Under the Business Roundtable plan, Medicare recipients would be able to enroll in the traditional program or in private plans that could adjust premiums based on age and health status. "America can preserve the health and retirement safety net and rein in long-term spending growth by modernizing Medicare and Social Security in a way that addresses America's new fiscal and demographic realities," said Gary Loveman, chairman, president and chief executive of casino giant Caesars Entertainment Corp.
The AARP says most Americans now retire at 62 and the proposed change would amount to a "dramatic benefit reduction." Seniors have it tough enough already, says the AARP's David Certner. "Unfortunately many of them are not able to even find jobs or in no physical conditions to work jobs until age 70."
Fewer homes entered the foreclosure process last year.

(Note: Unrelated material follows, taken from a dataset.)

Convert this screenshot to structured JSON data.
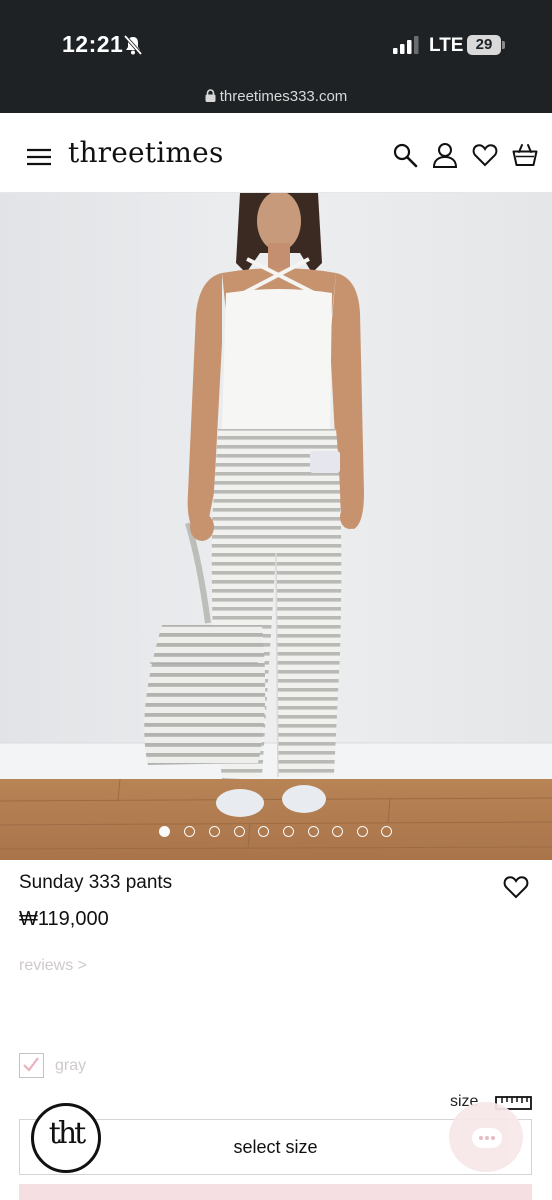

But there were many local and regional variations from the national trend. "We saw 25 states nationwide, actually, had increase in foreclosure activity from 2011 to 2012," says Daren Blomquist of the foreclosure listings firm RealtyTrac. Foreclosures rose in many states where the process has court supervision: "Those states tend to be the states with the longer foreclosure process."
Five years after the housing collapse began big banks are still cleaning up the mess. Bank of America says its fourth-quarter earnings shrank as it cleaned up old problems from its mortgage unit. The bank made $367 million in the last three months of 2012, down from $1.6 billion in the same period a year ago. The bank had said it expected earnings to be "modestly positive." It took big charges related to a settlement with the government-backed mortgage lender Fannie Mae and a separate agreement in which it and other banks settled government accusations of wrongful foreclosure practices.
Richard Davies Business Correspondent ABC NEWS Radio ABCNews.com twitter.com/daviesabc